officio offĭcĭo (obf-), ēci, ectum, 3, v. n. and a. [ob-facio], to come in the way of, to hinder, oppose, thwart, obstruct (class.; syn. obsto). Lit. Neutr.: nunc quidem paululum, inquit, a sole: offecerat videlicet apricanti, hindered him from sunning himself, stood before him so as to intercept the sunshine, Cic. Tusc. 5, 32, 92: luminibus, to obstruct one's light: jus vel altius tollendi aedes aut non tollendi, ne luminibus vicini officiatur, Gai. Inst. 2, 31; Dig. 8, 2, 2; 10; 23; 39, 1, 5 et saep.—So, in a fig.: nec mentis quasi luminibus officit altitudo fortunae et gloriae, Cic. Rab. Post. 16, 43: demoliri ea, quorum altitudo officeret auspiciis, id. Off. 3, 16, 66: ipsa umbra terrae soli officiens noctem efficit, intervening before, id. N. D. 2, 19, 49: cum alii in angustiis ipsi sibi properantes officerent, Sall. J. 58, 6: hostium itineri, id. ib. 52, 6: prospectui, Auct. B. Afr. 52.
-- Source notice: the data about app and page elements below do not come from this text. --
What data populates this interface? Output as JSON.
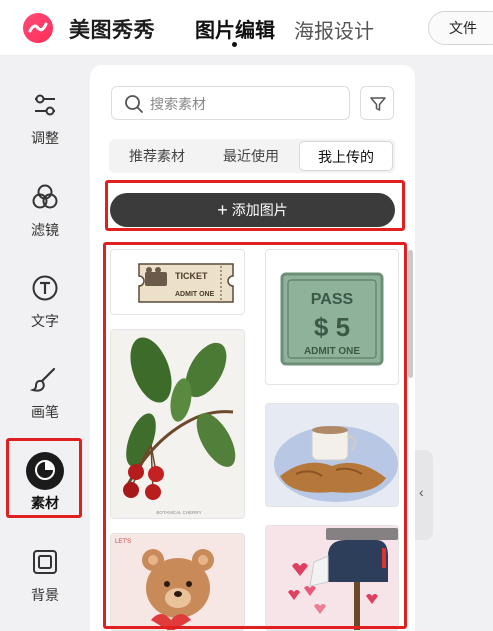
{
  "app": {
    "brand": "美图秀秀",
    "nav_edit": "图片编辑",
    "nav_poster": "海报设计",
    "file_button": "文件",
    "logo_icon": "meitu-logo-icon"
  },
  "sidebar": {
    "items": [
      {
        "label": "调整",
        "icon": "sliders-icon"
      },
      {
        "label": "滤镜",
        "icon": "filter-circles-icon"
      },
      {
        "label": "文字",
        "icon": "text-icon"
      },
      {
        "label": "画笔",
        "icon": "brush-icon"
      },
      {
        "label": "素材",
        "icon": "sticker-icon",
        "active": true
      },
      {
        "label": "背景",
        "icon": "background-icon"
      }
    ]
  },
  "panel": {
    "search_placeholder": "搜索素材",
    "tabs": [
      "推荐素材",
      "最近使用",
      "我上传的"
    ],
    "active_tab": "我上传的",
    "add_button": "添加图片",
    "thumbnails": {
      "ticket": {
        "line1": "TICKET",
        "line2": "ADMIT ONE"
      },
      "pass": {
        "line1": "PASS",
        "line2": "$ 5",
        "line3": "ADMIT ONE"
      },
      "cherries": {
        "caption": "BOTANICAL CHERRY"
      },
      "bear": {
        "tag": "LET'S"
      }
    }
  },
  "colors": {
    "highlight": "#e02020",
    "add_button_bg": "#3b3b3b",
    "pass_green": "#8fb29a"
  }
}
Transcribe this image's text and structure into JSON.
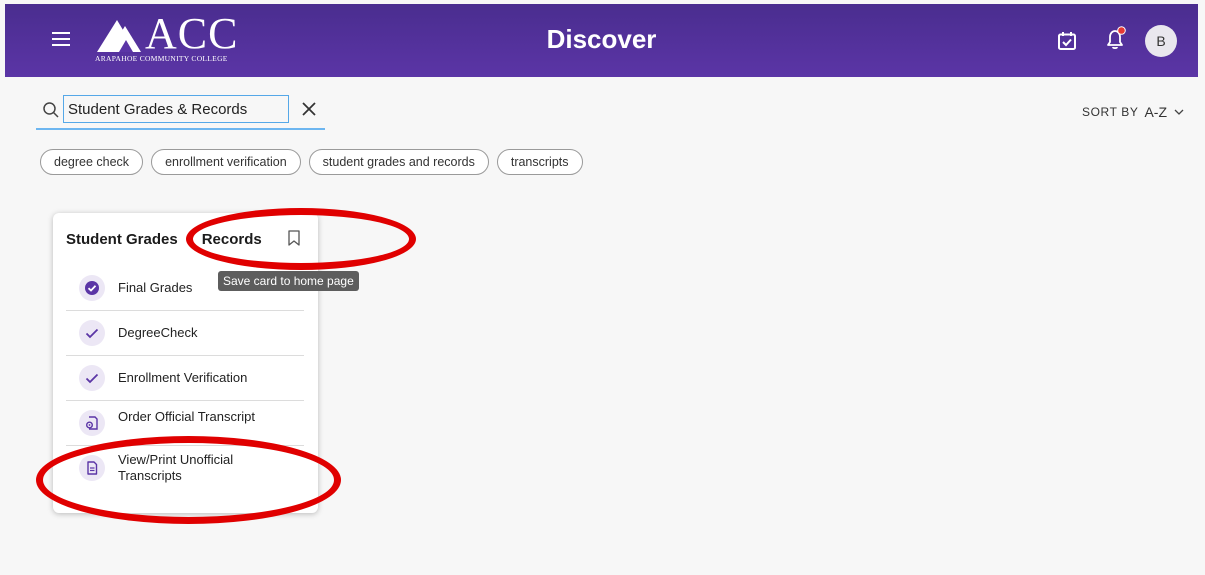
{
  "header": {
    "logo_text": "ACC",
    "logo_subtitle": "ARAPAHOE COMMUNITY COLLEGE",
    "title": "Discover",
    "avatar_initial": "B",
    "accent_color": "#4f2f98",
    "notification_dot_color": "#e53935"
  },
  "search": {
    "value": "Student Grades & Records",
    "placeholder": ""
  },
  "sort": {
    "label": "SORT BY",
    "value": "A-Z"
  },
  "chips": [
    {
      "label": "degree check"
    },
    {
      "label": "enrollment verification"
    },
    {
      "label": "student grades and records"
    },
    {
      "label": "transcripts"
    }
  ],
  "card": {
    "title_part1": "Student Grades",
    "title_part2": "Records",
    "bookmark_tooltip": "Save card to home page",
    "items": [
      {
        "label": "Final Grades",
        "icon": "check-circle-filled-icon"
      },
      {
        "label": "DegreeCheck",
        "icon": "check-icon"
      },
      {
        "label": "Enrollment Verification",
        "icon": "check-icon"
      },
      {
        "label": "Order Official Transcript",
        "icon": "document-gear-icon"
      },
      {
        "label": "View/Print Unofficial Transcripts",
        "icon": "document-icon"
      }
    ]
  },
  "annotation_color": "#e00000"
}
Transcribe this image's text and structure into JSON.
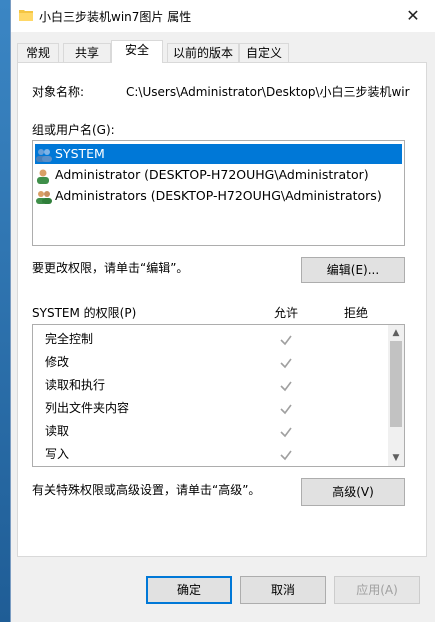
{
  "window": {
    "title": "小白三步装机win7图片 属性",
    "close_glyph": "✕"
  },
  "tabs": [
    {
      "label": "常规",
      "active": false
    },
    {
      "label": "共享",
      "active": false
    },
    {
      "label": "安全",
      "active": true
    },
    {
      "label": "以前的版本",
      "active": false
    },
    {
      "label": "自定义",
      "active": false
    }
  ],
  "security": {
    "object_name_label": "对象名称:",
    "object_name_value": "C:\\Users\\Administrator\\Desktop\\小白三步装机wir",
    "group_label": "组或用户名(G):",
    "users": [
      {
        "name": "SYSTEM",
        "icon": "users-group-icon",
        "selected": true
      },
      {
        "name": "Administrator (DESKTOP-H72OUHG\\Administrator)",
        "icon": "user-icon",
        "selected": false
      },
      {
        "name": "Administrators (DESKTOP-H72OUHG\\Administrators)",
        "icon": "users-group-icon",
        "selected": false
      }
    ],
    "edit_hint": "要更改权限，请单击“编辑”。",
    "edit_button": "编辑(E)...",
    "perm_header": "SYSTEM 的权限(P)",
    "allow_header": "允许",
    "deny_header": "拒绝",
    "permissions": [
      {
        "name": "完全控制",
        "allow": true,
        "deny": false
      },
      {
        "name": "修改",
        "allow": true,
        "deny": false
      },
      {
        "name": "读取和执行",
        "allow": true,
        "deny": false
      },
      {
        "name": "列出文件夹内容",
        "allow": true,
        "deny": false
      },
      {
        "name": "读取",
        "allow": true,
        "deny": false
      },
      {
        "name": "写入",
        "allow": true,
        "deny": false
      }
    ],
    "advanced_hint": "有关特殊权限或高级设置，请单击“高级”。",
    "advanced_button": "高级(V)"
  },
  "footer": {
    "ok": "确定",
    "cancel": "取消",
    "apply": "应用(A)"
  },
  "colors": {
    "selection": "#0078d7",
    "check": "#a0a0a0"
  }
}
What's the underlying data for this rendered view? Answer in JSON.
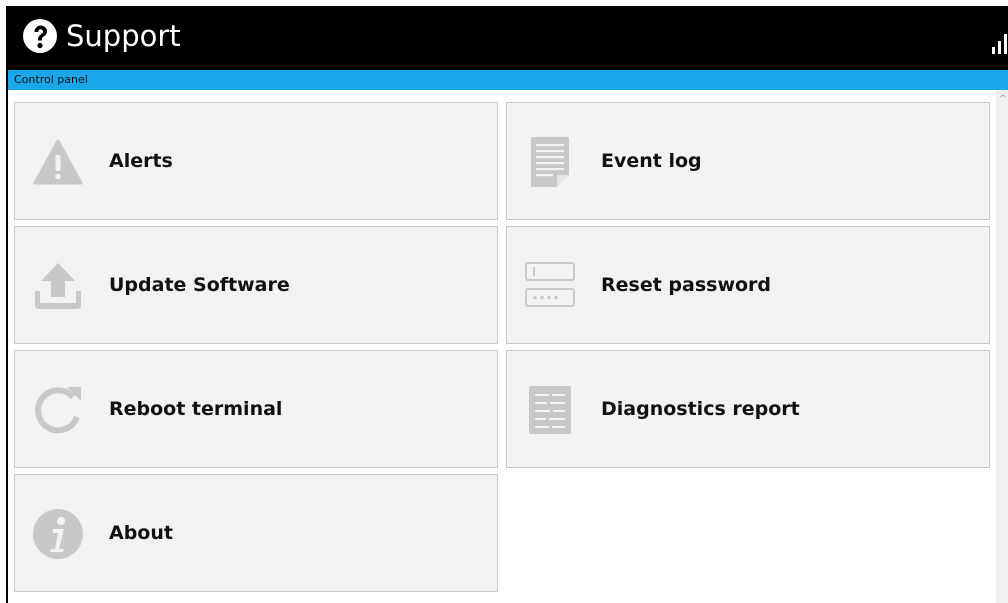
{
  "header": {
    "title": "Support",
    "breadcrumb": "Control panel",
    "title_bar_color": "#000000",
    "breadcrumb_bar_color": "#1aa7ea",
    "icons": [
      "help-icon",
      "signal-strength-icon"
    ]
  },
  "tiles": [
    {
      "label": "Alerts",
      "icon": "alert-triangle-icon"
    },
    {
      "label": "Event log",
      "icon": "document-icon"
    },
    {
      "label": "Update Software",
      "icon": "upload-icon"
    },
    {
      "label": "Reset password",
      "icon": "password-field-icon"
    },
    {
      "label": "Reboot terminal",
      "icon": "refresh-icon"
    },
    {
      "label": "Diagnostics report",
      "icon": "report-icon"
    },
    {
      "label": "About",
      "icon": "info-icon"
    }
  ],
  "colors": {
    "tile_background": "#f2f2f2",
    "icon_gray": "#c8c8c8"
  }
}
Act. (only ante- and post-class.): quapropter simul inter se retrahuntur et extra Officiuntur, are impeded, Lucr. 2, 156; 4, 763; 5, 776 (iter, Auct. B. Afr. 61, is prob. a gloss).
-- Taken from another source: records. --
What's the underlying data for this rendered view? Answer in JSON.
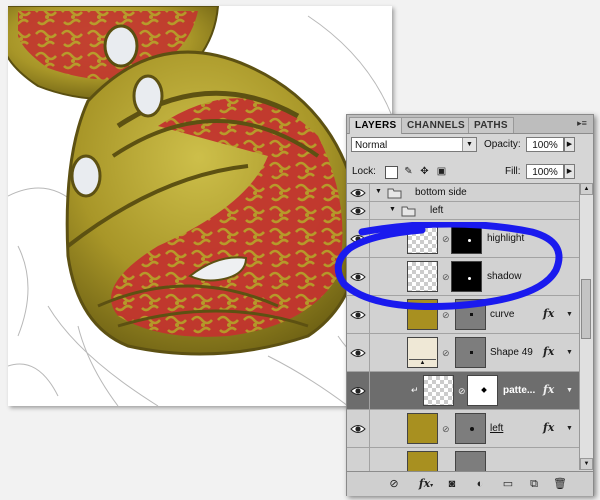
{
  "panel": {
    "tabs": [
      {
        "label": "LAYERS",
        "active": true
      },
      {
        "label": "CHANNELS",
        "active": false
      },
      {
        "label": "PATHS",
        "active": false
      }
    ],
    "menu_icon": "panel-menu-icon",
    "blend_mode": "Normal",
    "opacity_label": "Opacity:",
    "opacity_value": "100%",
    "lock_label": "Lock:",
    "lock_icons": [
      "lock-transparent-pixels-icon",
      "lock-image-pixels-icon",
      "lock-position-icon",
      "lock-all-icon"
    ],
    "fill_label": "Fill:",
    "fill_value": "100%"
  },
  "layers": [
    {
      "type": "group",
      "name": "bottom side",
      "visible": true,
      "expanded": true
    },
    {
      "type": "group",
      "name": "left",
      "visible": true,
      "expanded": true
    },
    {
      "type": "layer",
      "name": "highlight",
      "visible": true,
      "thumb": "transparent",
      "mask": "black",
      "fx": false,
      "selected": false
    },
    {
      "type": "layer",
      "name": "shadow",
      "visible": true,
      "thumb": "transparent",
      "mask": "black",
      "fx": false,
      "selected": false
    },
    {
      "type": "layer",
      "name": "curve",
      "visible": true,
      "thumb": "#a89020",
      "mask": "gray",
      "fx": true,
      "selected": false
    },
    {
      "type": "layer",
      "name": "Shape 49",
      "visible": true,
      "thumb": "#efe8d6",
      "mask": "gray",
      "fx": true,
      "selected": false
    },
    {
      "type": "layer",
      "name": "patte...",
      "visible": true,
      "thumb": "transparent",
      "mask": "white",
      "fx": true,
      "selected": true
    },
    {
      "type": "layer",
      "name": "left",
      "visible": true,
      "thumb": "#a89020",
      "mask": "gray",
      "fx": true,
      "selected": false
    }
  ],
  "footer_icons": [
    "link-layers-icon",
    "fx-icon",
    "add-mask-icon",
    "adjustment-layer-icon",
    "new-group-icon",
    "new-layer-icon",
    "trash-icon"
  ],
  "fx_symbol": "fx",
  "colors": {
    "mask_gold": "#a89020",
    "highlight_ellipse": "#1a1aee",
    "pattern_red": "#c03030",
    "selected_row": "#6d6d6d"
  }
}
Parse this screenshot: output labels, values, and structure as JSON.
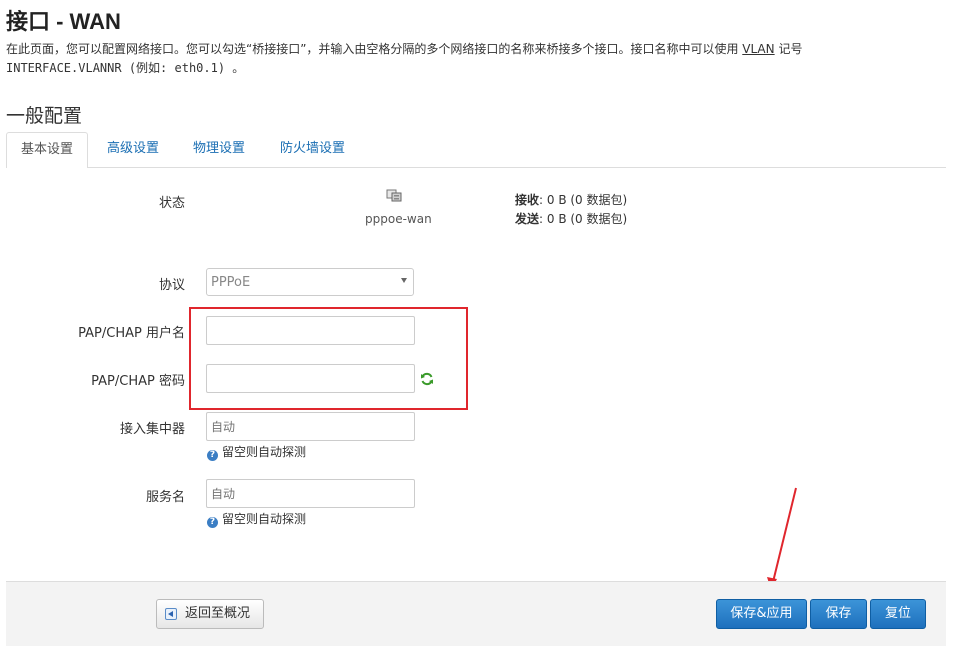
{
  "header": {
    "title": "接口 - WAN",
    "desc_part1": "在此页面，您可以配置网络接口。您可以勾选“桥接接口”，并输入由空格分隔的多个网络接口的名称来桥接多个接口。接口名称中可以使用 ",
    "desc_vlan": "VLAN",
    "desc_part2": " 记号",
    "desc_line2": "INTERFACE.VLANNR (例如: eth0.1) 。"
  },
  "section": {
    "title": "一般配置"
  },
  "tabs": [
    {
      "label": "基本设置"
    },
    {
      "label": "高级设置"
    },
    {
      "label": "物理设置"
    },
    {
      "label": "防火墙设置"
    }
  ],
  "status": {
    "label": "状态",
    "iface_name": "pppoe-wan",
    "rx_label": "接收",
    "rx_value": ": 0 B (0 数据包)",
    "tx_label": "发送",
    "tx_value": ": 0 B (0 数据包)"
  },
  "form": {
    "protocol_label": "协议",
    "protocol_value": "PPPoE",
    "username_label": "PAP/CHAP 用户名",
    "password_label": "PAP/CHAP 密码",
    "ac_label": "接入集中器",
    "ac_placeholder": "自动",
    "ac_hint": "留空则自动探测",
    "service_label": "服务名",
    "service_placeholder": "自动",
    "service_hint": "留空则自动探测"
  },
  "footer": {
    "back_label": "返回至概况",
    "save_apply_label": "保存&应用",
    "save_label": "保存",
    "reset_label": "复位"
  },
  "colors": {
    "primary": "#1e70bd",
    "link": "#1a6eb3",
    "highlight": "#e0262d"
  }
}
Trop., to stand in the way of, to oppose, obstruct, to be detrimental or hurtful to, to hurt (cf.: obsisto, adversor, noceo): promitto tibi non offerturum, Plaut. As. 1, 1, 97: cur te mihi offers, ac meis commodis, officio simulato, officis et obstas? Cic. Rosc. Am. 38, 112; cf. id. ib. 2, 6: consiliis alicujus, Sall. C. 27, 4: timor animi auribus officit, id. ib. 58, 2: nomini, i. e. famae, Liv. praef. 1: officiunt laetis frugibus herbae, hurt by shutting off light and moisture, Verg. G. 1, 69: lactucae officiunt claritati oculorum, Plin. 20, 7, 26, § 68.—With quominus: nec vero Isocrati, quominus haberetur summus orator, offecit, quod, etc., Plin. Ep. 6, 29, 6.